Quote of the Day
-- Andrew Ayres
If you're one of the NBA's elite teams, a packed house is an incredible positive. Everyone in the arena is pulling for the home team, and the noise and emotion can be a huge problem for the visitors.
But for teams on the other side of the NBA tracks, a sellout can be much more of a mixed blessing. Take the Hawks' "home" game against the Lakers on Monday for instance. On the one hand, it was great to see Atlanta celebs like Martin Lawrence, Tim Allen, and Bow Wow come out, and it was nice to see the crowd be a factor at a Hawks game for a change.
On the other hand, the crowd was mostly a factor for the visitors. A good chunk of the audience was wearing gold jerseys with a "24" or an "8"on the back, and the vast majority of fans cheered for the visitors.

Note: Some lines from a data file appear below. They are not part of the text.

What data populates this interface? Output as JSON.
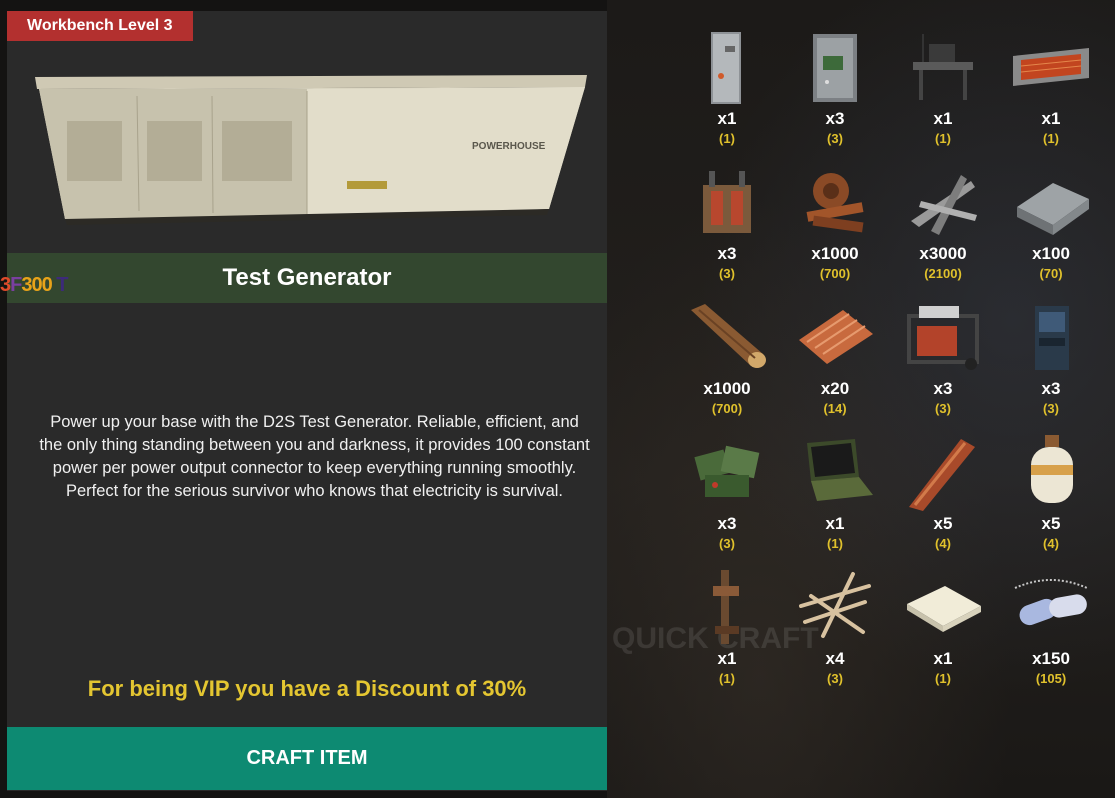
{
  "workbench_label": "Workbench Level 3",
  "item": {
    "title": "Test Generator",
    "description": "Power up your base with the D2S Test Generator. Reliable, efficient, and the only thing standing between you and darkness, it provides 100 constant power per power output connector to keep everything running smoothly. Perfect for the serious survivor who knows that electricity is survival."
  },
  "overlay_glitch": {
    "prefix": "3",
    "mid": "F",
    "value": "300",
    "suffix": "T"
  },
  "discount_text": "For being VIP you have a Discount of 30%",
  "craft_button": "CRAFT ITEM",
  "background_ghost": {
    "heading": "QUICK CRAFT"
  },
  "colors": {
    "badge": "#b3302f",
    "title_bar": "#33472f",
    "craft_button": "#0d8a72",
    "vip_text": "#e4c631",
    "have_text": "#e0c12c"
  },
  "ingredients": [
    {
      "icon": "electrical-box-icon",
      "qty": "x1",
      "have": "(1)"
    },
    {
      "icon": "circuit-box-icon",
      "qty": "x3",
      "have": "(3)"
    },
    {
      "icon": "computer-station-icon",
      "qty": "x1",
      "have": "(1)"
    },
    {
      "icon": "electric-heater-icon",
      "qty": "x1",
      "have": "(1)"
    },
    {
      "icon": "transformer-icon",
      "qty": "x3",
      "have": "(3)"
    },
    {
      "icon": "metal-fragments-icon",
      "qty": "x1000",
      "have": "(700)"
    },
    {
      "icon": "scrap-icon",
      "qty": "x3000",
      "have": "(2100)"
    },
    {
      "icon": "metal-ingot-icon",
      "qty": "x100",
      "have": "(70)"
    },
    {
      "icon": "wood-log-icon",
      "qty": "x1000",
      "have": "(700)"
    },
    {
      "icon": "sheet-metal-icon",
      "qty": "x20",
      "have": "(14)"
    },
    {
      "icon": "small-generator-icon",
      "qty": "x3",
      "have": "(3)"
    },
    {
      "icon": "battery-icon",
      "qty": "x3",
      "have": "(3)"
    },
    {
      "icon": "tech-trash-icon",
      "qty": "x3",
      "have": "(3)"
    },
    {
      "icon": "laptop-icon",
      "qty": "x1",
      "have": "(1)"
    },
    {
      "icon": "metal-pipe-icon",
      "qty": "x5",
      "have": "(4)"
    },
    {
      "icon": "propane-tank-icon",
      "qty": "x5",
      "have": "(4)"
    },
    {
      "icon": "tripod-icon",
      "qty": "x1",
      "have": "(1)"
    },
    {
      "icon": "sticks-icon",
      "qty": "x4",
      "have": "(3)"
    },
    {
      "icon": "paper-icon",
      "qty": "x1",
      "have": "(1)"
    },
    {
      "icon": "dog-tags-icon",
      "qty": "x150",
      "have": "(105)"
    }
  ]
}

Kobe Bryant seemed to visibly feed off their cheering, much as he did in Boston a few days earlier. This was particularly true when he took the game over in the fourth quarter, scoring nine straight points midway through the period on a series of one-on-one moves to put the game out of reach.
It was a great show and one of the more entertaining games Philips Arenas has seen this year ... but I have a feeling the Hawks would rather have played in front of a few hundred folks and picked up a W.
-- John Hollinger in Atlanta
February 6, 1970
February 6, 1988
-- ESPN Research
As we celebrate Black History Month, Tony Dungy became the first black head coach to win the Super Bowl. Black head coaches to win NBA titles:
-- ESPN Research